“Financial services has been slower to adopt the cloud, mostly because of an unclear regulatory environment,” Levie told BCN. “We’ve been working with financial services customers around the regulatory and compliance aspect, and with our encryption key technology we’ve gotten much farther along in terms of giving financial services firms the ability to adhere to their data security controls.”
Levie said the company has recently had some fairly big wins in the financial services space – none that he can mention publicly yet, of course – but some of the company’s customers in the sector already include US AA, US Bank, and T. Rowe Price to name a few.

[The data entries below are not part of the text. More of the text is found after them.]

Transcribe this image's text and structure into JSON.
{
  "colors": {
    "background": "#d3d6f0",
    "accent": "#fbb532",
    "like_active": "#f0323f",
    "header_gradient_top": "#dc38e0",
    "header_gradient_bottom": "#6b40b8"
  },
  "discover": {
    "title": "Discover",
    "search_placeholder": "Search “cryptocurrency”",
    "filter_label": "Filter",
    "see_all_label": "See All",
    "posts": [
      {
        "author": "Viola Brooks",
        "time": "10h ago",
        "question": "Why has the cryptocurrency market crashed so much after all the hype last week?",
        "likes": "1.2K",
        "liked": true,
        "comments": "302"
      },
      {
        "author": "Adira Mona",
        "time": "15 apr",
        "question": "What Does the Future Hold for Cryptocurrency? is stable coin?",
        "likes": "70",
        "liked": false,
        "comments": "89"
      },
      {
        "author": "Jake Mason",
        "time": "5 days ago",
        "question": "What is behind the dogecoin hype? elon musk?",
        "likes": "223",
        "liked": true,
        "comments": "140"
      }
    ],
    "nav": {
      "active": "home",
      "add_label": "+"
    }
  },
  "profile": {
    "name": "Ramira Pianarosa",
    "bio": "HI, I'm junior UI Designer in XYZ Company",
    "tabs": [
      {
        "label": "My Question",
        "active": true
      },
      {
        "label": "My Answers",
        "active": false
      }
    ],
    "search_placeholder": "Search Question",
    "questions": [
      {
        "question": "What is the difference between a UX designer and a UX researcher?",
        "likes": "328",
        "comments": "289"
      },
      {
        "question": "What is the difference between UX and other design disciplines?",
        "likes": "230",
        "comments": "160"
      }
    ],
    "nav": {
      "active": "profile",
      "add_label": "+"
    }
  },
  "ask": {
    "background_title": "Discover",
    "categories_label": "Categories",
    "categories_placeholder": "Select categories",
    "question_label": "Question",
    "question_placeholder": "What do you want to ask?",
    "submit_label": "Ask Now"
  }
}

Box for Industries (it already offers Box for Healthcare and Box for Retail) is central to how the company intends to differentiate itself among a growing sea of competitors – that, and its security investments. Levie said Box is more enterprise-y than Dropbox, widely viewed as one of its largest competitors, and more vertically-integrated than UK-based Huddle. But when asked about competition from non-traditional competitors like banks, some of which are using their substantial datacentre, security and digital service UX investments to provide their own cloud-based storage services to customers, he said he sees Box as more of a partner than rival.
The company recently launched Box Developer Edition, a software development kit that lets partners and customers use APIs to integrate Box’s technology into their own applications, Levie said banks can become Box partners and effectively white label its offering.
“Box ends up being a natural back-end service in that process. So instead of them having to build out all of the infrastructure, manage all the systems and then essentially recreate what our hundreds of engineers are doing,” he said. “The value proposition for [banks] is going to be the digital experience that allows them to interact with their customers.”